↓↓↓
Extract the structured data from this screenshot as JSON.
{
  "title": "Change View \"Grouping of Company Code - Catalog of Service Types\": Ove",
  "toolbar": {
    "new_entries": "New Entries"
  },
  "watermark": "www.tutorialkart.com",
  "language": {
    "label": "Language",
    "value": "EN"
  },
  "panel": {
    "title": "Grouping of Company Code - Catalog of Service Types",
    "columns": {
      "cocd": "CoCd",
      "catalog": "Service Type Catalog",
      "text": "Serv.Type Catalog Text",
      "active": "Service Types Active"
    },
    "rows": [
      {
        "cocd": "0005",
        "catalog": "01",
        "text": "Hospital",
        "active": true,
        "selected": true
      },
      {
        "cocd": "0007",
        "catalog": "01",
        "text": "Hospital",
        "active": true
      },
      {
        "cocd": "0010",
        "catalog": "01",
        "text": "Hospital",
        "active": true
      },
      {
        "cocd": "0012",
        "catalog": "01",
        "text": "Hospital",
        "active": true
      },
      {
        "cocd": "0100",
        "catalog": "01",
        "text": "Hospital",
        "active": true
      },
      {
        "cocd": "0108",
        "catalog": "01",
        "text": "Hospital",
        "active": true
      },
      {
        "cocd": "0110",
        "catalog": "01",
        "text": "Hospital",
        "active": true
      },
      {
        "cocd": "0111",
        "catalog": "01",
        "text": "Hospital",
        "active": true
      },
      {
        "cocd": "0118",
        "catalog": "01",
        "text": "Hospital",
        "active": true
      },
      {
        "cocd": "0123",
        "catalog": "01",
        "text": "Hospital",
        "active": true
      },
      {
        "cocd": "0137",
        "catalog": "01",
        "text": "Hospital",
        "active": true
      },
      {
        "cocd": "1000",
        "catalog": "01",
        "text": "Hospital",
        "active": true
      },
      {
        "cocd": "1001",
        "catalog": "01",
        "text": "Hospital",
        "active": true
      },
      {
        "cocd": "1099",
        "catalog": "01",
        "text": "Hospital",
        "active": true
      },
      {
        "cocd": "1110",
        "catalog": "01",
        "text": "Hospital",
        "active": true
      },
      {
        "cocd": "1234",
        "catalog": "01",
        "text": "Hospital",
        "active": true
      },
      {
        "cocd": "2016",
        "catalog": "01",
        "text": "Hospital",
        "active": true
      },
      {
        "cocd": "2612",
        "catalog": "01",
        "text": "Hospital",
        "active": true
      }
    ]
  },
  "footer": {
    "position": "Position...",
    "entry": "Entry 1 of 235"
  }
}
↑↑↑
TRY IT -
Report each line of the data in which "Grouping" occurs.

OUTPUT BELOW -
  "title": "Change View \"Grouping of Company Code - Catalog of Service Types\": Ove",
    "title": "Grouping of Company Code - Catalog of Service Types",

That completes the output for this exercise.